▶ **Element data from apps and pages**:
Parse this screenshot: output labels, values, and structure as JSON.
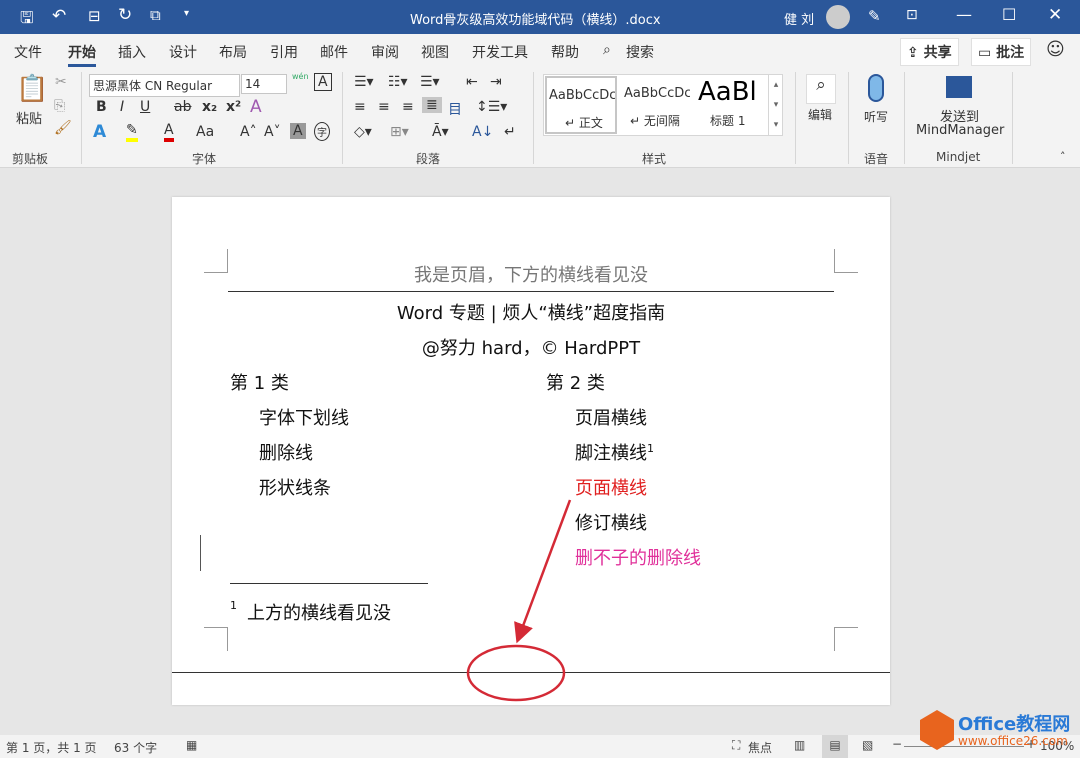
{
  "titlebar": {
    "title": "Word骨灰级高效功能域代码（横线）.docx",
    "user": "健 刘",
    "icons": [
      "save-icon",
      "undo-icon",
      "margins-icon",
      "redo-icon",
      "presentation-icon",
      "customize-icon"
    ]
  },
  "tabs": [
    "文件",
    "开始",
    "插入",
    "设计",
    "布局",
    "引用",
    "邮件",
    "审阅",
    "视图",
    "开发工具",
    "帮助"
  ],
  "search_label": "搜索",
  "share_label": "共享",
  "comment_label": "批注",
  "ribbon": {
    "clipboard": {
      "paste": "粘贴",
      "group": "剪贴板"
    },
    "font": {
      "name": "思源黑体 CN Regular",
      "size": "14",
      "group": "字体",
      "bold": "B",
      "italic": "I",
      "underline": "U",
      "strike": "ab",
      "sub": "x₂",
      "sup": "x²",
      "case": "Aa",
      "grow": "A˄",
      "shrink": "A˅",
      "shade": "A",
      "phonetic": "wén",
      "enclose": "字"
    },
    "paragraph": {
      "group": "段落"
    },
    "styles": {
      "group": "样式",
      "items": [
        {
          "preview": "AaBbCcDc",
          "label": "↵ 正文"
        },
        {
          "preview": "AaBbCcDc",
          "label": "↵ 无间隔"
        },
        {
          "preview": "AaBl",
          "label": "标题 1"
        }
      ]
    },
    "editing": {
      "label": "编辑"
    },
    "voice": {
      "label": "听写",
      "group": "语音"
    },
    "mindjet": {
      "label1": "发送到",
      "label2": "MindManager",
      "group": "Mindjet"
    }
  },
  "document": {
    "header": "我是页眉，下方的横线看见没",
    "title": "Word 专题 | 烦人“横线”超度指南",
    "subtitle": "@努力 hard，© HardPPT",
    "col1": {
      "heading": "第 1 类",
      "items": [
        "字体下划线",
        "删除线",
        "形状线条"
      ]
    },
    "col2": {
      "heading": "第 2 类",
      "items": [
        {
          "text": "页眉横线",
          "color": "#111111"
        },
        {
          "text": "脚注横线",
          "sup": "1",
          "color": "#111111"
        },
        {
          "text": "页面横线",
          "color": "#e02020"
        },
        {
          "text": "修订横线",
          "color": "#111111"
        },
        {
          "text": "删不子的删除线",
          "color": "#e0309a"
        }
      ]
    },
    "footnote": {
      "num": "1",
      "text": "上方的横线看见没"
    },
    "annotation_color": "#d42a36"
  },
  "status": {
    "page": "第 1 页，共 1 页",
    "words": "63 个字",
    "focus": "焦点",
    "zoom": "100%"
  },
  "watermark": {
    "brand": "Office教程网",
    "url": "www.office26.com"
  }
}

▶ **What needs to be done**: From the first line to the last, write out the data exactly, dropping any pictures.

▶ **Task response**:
Parse this screenshot: output labels, values, and structure as JSON.
{
  "titlebar": {
    "title": "Word骨灰级高效功能域代码（横线）.docx",
    "user": "健 刘",
    "icons": [
      "save-icon",
      "undo-icon",
      "margins-icon",
      "redo-icon",
      "presentation-icon",
      "customize-icon"
    ]
  },
  "tabs": [
    "文件",
    "开始",
    "插入",
    "设计",
    "布局",
    "引用",
    "邮件",
    "审阅",
    "视图",
    "开发工具",
    "帮助"
  ],
  "search_label": "搜索",
  "share_label": "共享",
  "comment_label": "批注",
  "ribbon": {
    "clipboard": {
      "paste": "粘贴",
      "group": "剪贴板"
    },
    "font": {
      "name": "思源黑体 CN Regular",
      "size": "14",
      "group": "字体",
      "bold": "B",
      "italic": "I",
      "underline": "U",
      "strike": "ab",
      "sub": "x₂",
      "sup": "x²",
      "case": "Aa",
      "grow": "A˄",
      "shrink": "A˅",
      "shade": "A",
      "phonetic": "wén",
      "enclose": "字"
    },
    "paragraph": {
      "group": "段落"
    },
    "styles": {
      "group": "样式",
      "items": [
        {
          "preview": "AaBbCcDc",
          "label": "↵ 正文"
        },
        {
          "preview": "AaBbCcDc",
          "label": "↵ 无间隔"
        },
        {
          "preview": "AaBl",
          "label": "标题 1"
        }
      ]
    },
    "editing": {
      "label": "编辑"
    },
    "voice": {
      "label": "听写",
      "group": "语音"
    },
    "mindjet": {
      "label1": "发送到",
      "label2": "MindManager",
      "group": "Mindjet"
    }
  },
  "document": {
    "header": "我是页眉，下方的横线看见没",
    "title": "Word 专题 | 烦人“横线”超度指南",
    "subtitle": "@努力 hard，© HardPPT",
    "col1": {
      "heading": "第 1 类",
      "items": [
        "字体下划线",
        "删除线",
        "形状线条"
      ]
    },
    "col2": {
      "heading": "第 2 类",
      "items": [
        {
          "text": "页眉横线",
          "color": "#111111"
        },
        {
          "text": "脚注横线",
          "sup": "1",
          "color": "#111111"
        },
        {
          "text": "页面横线",
          "color": "#e02020"
        },
        {
          "text": "修订横线",
          "color": "#111111"
        },
        {
          "text": "删不子的删除线",
          "color": "#e0309a"
        }
      ]
    },
    "footnote": {
      "num": "1",
      "text": "上方的横线看见没"
    },
    "annotation_color": "#d42a36"
  },
  "status": {
    "page": "第 1 页，共 1 页",
    "words": "63 个字",
    "focus": "焦点",
    "zoom": "100%"
  },
  "watermark": {
    "brand": "Office教程网",
    "url": "www.office26.com"
  }
}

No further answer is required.